"My first promotional efforts simply involved presenting my items at crafts shows, posting some fliers, and hoping for word-of-mouth referrals," states Judy Proudfoot, 45, who has been designing and selling handpainted T-shirts and other clothing items at crafts shows and shops since May of 1995. Working out of her Alexandria, Minnesota home, Proudfoot uses a unique watercolor method with acrylic paints to create wearable works of art.
"I created some fliers and posted them at local grocery stores, providing my name, telephone number, and the types of clothing items I offer," Proudfoot explains. "I really believe in the value of fliers. There are other ways to go about promoting your offerings, but not if you don't have a lot of money to spend. I also found out how much advertising was being done by various crafts show promoters, to decide whether or not to participate in the shows; if they are inadequately promoted, that can either make or break my business in terms of sales."
Proudfoot also asked a local coffee shop owner if she could place a rack of her clothing items in the establishment. "I knew the more affluent members of our community go there," she says, "and I wanted to display my designs in a place frequented by people who could easily afford them."
Proudfoot keeps an eye out for unique opportunities to promote her clothing items. "Without paying a penny, I took part in an annual Christmas home tour, during which women visit historic houses," she says.
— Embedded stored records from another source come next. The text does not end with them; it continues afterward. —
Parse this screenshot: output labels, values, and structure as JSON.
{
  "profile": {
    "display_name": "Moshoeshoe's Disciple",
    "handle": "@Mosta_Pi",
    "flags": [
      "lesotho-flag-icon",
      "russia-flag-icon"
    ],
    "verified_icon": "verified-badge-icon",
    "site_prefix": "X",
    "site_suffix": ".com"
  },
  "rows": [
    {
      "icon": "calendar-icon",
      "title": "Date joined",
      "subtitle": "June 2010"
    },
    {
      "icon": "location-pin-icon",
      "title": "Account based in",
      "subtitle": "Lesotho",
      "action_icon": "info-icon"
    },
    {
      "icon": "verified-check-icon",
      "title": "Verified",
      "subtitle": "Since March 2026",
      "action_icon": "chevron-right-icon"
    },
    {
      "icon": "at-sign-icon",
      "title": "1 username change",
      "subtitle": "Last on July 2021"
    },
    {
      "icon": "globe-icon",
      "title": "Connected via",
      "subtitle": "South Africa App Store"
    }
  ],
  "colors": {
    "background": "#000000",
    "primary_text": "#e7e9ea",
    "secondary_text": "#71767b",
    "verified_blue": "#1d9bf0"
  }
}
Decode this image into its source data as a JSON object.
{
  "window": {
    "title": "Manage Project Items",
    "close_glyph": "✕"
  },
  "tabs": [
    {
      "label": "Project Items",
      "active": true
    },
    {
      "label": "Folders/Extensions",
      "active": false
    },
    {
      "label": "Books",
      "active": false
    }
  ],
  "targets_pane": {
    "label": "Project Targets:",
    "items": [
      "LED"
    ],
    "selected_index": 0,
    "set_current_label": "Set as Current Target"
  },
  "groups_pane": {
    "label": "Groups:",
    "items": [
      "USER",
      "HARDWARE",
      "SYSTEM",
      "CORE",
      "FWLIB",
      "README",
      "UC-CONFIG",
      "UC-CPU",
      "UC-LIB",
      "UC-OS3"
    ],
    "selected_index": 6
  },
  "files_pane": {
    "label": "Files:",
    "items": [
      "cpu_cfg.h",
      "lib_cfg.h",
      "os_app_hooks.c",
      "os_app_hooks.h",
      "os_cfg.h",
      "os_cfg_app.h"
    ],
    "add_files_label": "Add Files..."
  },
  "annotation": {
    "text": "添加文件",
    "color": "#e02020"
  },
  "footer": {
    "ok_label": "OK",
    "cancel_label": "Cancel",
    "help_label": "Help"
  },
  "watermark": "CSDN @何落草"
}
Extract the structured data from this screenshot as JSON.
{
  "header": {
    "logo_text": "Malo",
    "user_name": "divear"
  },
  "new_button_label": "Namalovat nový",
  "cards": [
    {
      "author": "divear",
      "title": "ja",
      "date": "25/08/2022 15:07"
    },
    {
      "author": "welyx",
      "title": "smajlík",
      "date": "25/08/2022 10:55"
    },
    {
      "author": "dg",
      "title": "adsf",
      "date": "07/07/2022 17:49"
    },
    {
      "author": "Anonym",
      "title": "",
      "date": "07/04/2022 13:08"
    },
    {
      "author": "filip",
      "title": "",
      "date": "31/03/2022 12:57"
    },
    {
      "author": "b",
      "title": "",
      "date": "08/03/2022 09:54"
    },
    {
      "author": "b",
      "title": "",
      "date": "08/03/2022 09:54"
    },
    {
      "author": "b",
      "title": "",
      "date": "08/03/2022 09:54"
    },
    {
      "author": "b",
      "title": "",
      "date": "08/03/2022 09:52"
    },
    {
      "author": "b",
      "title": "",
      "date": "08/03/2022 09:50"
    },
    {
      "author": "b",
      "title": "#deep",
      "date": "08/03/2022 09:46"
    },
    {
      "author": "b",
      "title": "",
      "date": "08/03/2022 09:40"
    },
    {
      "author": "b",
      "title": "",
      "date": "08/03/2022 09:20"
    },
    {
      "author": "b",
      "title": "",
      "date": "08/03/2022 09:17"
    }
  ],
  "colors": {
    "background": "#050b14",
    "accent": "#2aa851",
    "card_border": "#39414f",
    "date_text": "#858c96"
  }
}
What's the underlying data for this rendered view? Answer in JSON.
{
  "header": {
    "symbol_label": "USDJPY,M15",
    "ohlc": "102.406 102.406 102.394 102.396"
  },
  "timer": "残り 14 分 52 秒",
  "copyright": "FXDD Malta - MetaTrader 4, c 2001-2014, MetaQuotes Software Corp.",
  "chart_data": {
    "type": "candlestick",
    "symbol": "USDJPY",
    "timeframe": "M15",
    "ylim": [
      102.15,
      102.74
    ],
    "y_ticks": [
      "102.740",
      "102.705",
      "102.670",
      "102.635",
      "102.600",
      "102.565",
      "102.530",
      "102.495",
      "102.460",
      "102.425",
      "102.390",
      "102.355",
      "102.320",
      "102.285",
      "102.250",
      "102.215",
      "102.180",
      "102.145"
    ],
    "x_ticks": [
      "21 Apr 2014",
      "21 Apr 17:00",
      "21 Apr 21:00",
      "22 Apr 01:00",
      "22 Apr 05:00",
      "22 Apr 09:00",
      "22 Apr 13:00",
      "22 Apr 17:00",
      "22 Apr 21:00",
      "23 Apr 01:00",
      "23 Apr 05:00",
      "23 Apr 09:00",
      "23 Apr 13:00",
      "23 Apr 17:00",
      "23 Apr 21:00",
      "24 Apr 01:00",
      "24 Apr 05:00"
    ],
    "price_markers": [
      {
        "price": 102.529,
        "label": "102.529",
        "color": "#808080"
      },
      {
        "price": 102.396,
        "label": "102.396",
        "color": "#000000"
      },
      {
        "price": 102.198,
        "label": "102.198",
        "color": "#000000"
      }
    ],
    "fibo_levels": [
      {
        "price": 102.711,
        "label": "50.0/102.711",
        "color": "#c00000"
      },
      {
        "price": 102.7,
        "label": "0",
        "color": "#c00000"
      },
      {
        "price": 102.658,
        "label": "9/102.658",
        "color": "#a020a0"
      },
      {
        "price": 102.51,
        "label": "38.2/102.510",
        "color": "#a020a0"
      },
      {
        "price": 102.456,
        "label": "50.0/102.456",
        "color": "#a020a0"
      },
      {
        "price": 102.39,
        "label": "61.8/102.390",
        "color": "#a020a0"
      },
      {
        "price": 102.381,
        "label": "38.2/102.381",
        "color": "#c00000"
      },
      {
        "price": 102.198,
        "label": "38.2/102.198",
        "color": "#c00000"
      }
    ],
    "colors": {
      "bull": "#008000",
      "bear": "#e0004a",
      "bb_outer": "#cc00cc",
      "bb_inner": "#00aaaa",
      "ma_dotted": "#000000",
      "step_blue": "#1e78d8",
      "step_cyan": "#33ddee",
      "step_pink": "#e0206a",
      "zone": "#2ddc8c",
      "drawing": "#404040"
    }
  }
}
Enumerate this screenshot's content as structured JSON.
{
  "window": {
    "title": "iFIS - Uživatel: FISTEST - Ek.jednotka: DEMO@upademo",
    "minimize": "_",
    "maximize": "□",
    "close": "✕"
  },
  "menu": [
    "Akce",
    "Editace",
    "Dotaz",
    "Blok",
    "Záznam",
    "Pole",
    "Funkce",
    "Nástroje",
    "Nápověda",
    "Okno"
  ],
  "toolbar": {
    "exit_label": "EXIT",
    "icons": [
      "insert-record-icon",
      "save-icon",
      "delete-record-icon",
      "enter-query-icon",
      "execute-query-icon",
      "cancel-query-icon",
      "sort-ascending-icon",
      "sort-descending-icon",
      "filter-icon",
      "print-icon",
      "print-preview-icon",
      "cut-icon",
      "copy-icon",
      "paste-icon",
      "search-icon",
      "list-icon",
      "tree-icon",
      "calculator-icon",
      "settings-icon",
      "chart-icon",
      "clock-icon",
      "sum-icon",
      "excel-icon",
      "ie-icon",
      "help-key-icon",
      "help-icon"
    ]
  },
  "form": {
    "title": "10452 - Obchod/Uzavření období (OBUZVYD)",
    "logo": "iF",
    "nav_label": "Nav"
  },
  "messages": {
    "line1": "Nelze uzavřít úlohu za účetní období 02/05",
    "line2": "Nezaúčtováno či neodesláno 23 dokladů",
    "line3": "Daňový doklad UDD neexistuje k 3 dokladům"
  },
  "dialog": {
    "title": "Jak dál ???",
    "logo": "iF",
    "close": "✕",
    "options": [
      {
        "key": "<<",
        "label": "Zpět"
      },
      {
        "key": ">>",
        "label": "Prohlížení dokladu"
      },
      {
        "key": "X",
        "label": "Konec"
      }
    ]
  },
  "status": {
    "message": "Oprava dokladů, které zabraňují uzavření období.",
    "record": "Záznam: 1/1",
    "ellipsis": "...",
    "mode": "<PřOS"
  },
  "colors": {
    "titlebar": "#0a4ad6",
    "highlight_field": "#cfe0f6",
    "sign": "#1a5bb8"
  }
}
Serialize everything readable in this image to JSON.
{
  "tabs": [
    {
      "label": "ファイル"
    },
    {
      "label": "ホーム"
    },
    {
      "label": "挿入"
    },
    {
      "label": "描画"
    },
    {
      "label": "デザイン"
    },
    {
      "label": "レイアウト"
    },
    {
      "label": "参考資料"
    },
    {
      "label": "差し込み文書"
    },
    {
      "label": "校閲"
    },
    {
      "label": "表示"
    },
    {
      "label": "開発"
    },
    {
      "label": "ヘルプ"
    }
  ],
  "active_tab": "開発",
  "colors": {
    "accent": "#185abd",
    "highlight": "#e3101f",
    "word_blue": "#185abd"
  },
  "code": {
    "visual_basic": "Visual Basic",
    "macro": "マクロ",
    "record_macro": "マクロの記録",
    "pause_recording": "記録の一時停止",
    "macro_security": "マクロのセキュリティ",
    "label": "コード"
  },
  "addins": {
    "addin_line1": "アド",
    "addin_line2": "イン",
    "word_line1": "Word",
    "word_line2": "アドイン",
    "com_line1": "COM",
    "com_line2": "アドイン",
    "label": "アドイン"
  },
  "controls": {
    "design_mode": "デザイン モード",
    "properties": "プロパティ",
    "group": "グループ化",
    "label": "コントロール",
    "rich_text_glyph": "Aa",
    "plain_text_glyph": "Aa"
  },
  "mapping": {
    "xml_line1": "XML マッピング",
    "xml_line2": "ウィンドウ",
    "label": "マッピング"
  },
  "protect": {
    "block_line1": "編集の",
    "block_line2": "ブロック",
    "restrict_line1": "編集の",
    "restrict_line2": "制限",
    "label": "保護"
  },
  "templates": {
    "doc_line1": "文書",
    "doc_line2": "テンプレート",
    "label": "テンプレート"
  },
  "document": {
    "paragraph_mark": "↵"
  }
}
To participate, she simply contacted her local chamber of commerce. "There were 18 homes open to the public, and I was in one of them, displaying and promoting my clothes."